WHAT YOU ARE ASKED TO DO.
Find every line of the records that has "name" and return it.

Saved data entries.

◇ ◇ ◇ ◇

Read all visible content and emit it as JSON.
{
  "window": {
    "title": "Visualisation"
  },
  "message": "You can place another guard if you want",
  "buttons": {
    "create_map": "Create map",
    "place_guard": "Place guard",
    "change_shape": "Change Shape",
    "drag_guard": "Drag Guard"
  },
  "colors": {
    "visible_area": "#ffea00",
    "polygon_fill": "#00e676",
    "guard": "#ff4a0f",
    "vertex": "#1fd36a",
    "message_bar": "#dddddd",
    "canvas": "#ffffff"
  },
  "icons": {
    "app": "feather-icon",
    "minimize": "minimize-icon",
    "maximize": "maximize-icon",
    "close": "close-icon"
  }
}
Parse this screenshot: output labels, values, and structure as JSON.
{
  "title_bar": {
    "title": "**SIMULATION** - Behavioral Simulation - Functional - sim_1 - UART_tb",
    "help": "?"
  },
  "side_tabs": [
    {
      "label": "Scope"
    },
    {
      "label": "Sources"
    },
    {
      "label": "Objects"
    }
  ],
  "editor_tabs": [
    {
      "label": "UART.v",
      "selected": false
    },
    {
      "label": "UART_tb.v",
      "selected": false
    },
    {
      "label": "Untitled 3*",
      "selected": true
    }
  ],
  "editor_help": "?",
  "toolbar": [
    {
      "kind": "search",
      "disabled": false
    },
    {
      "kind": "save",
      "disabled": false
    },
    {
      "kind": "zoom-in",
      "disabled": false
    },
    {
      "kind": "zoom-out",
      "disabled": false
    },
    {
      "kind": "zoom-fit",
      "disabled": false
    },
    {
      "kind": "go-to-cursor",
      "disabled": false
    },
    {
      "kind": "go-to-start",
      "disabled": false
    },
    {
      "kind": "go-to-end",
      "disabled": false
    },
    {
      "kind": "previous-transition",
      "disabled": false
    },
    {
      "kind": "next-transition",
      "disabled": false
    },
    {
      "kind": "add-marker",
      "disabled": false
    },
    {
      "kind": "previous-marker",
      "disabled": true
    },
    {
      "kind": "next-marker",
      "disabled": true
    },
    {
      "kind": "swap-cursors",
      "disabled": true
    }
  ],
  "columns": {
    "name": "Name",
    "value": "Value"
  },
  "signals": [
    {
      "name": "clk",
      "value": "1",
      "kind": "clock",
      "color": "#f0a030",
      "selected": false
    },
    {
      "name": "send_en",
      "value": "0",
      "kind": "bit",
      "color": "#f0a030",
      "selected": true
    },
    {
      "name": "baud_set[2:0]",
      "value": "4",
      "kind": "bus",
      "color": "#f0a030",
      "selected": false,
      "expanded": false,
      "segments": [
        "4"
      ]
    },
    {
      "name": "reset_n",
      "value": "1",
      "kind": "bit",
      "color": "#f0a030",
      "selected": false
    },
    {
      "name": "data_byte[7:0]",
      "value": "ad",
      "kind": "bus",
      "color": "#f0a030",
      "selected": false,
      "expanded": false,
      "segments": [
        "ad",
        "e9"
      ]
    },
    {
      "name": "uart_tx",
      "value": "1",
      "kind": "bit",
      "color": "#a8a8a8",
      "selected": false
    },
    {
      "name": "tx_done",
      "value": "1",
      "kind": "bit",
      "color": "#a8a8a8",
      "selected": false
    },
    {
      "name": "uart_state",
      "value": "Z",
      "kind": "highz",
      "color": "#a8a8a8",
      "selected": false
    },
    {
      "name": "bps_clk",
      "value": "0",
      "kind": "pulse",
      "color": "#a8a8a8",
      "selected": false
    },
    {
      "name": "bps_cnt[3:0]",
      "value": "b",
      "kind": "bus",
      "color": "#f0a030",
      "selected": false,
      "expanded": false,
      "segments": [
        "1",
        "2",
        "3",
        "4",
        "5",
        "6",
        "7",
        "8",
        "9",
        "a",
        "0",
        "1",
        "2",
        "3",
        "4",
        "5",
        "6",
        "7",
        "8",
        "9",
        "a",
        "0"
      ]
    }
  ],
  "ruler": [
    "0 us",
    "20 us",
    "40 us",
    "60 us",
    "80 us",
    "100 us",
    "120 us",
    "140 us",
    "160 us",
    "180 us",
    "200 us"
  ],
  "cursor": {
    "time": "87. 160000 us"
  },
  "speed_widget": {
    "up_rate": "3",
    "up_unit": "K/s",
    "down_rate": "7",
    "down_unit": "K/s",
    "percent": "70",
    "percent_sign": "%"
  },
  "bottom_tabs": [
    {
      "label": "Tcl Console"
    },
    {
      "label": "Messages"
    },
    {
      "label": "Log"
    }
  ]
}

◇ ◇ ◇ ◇

TASK OUTPUT.
    "name": "Name",
      "name": "clk",
      "name": "send_en",
      "name": "baud_set[2:0]",
      "name": "reset_n",
      "name": "data_byte[7:0]",
      "name": "uart_tx",
      "name": "tx_done",
      "name": "uart_state",
      "name": "bps_clk",
      "name": "bps_cnt[3:0]",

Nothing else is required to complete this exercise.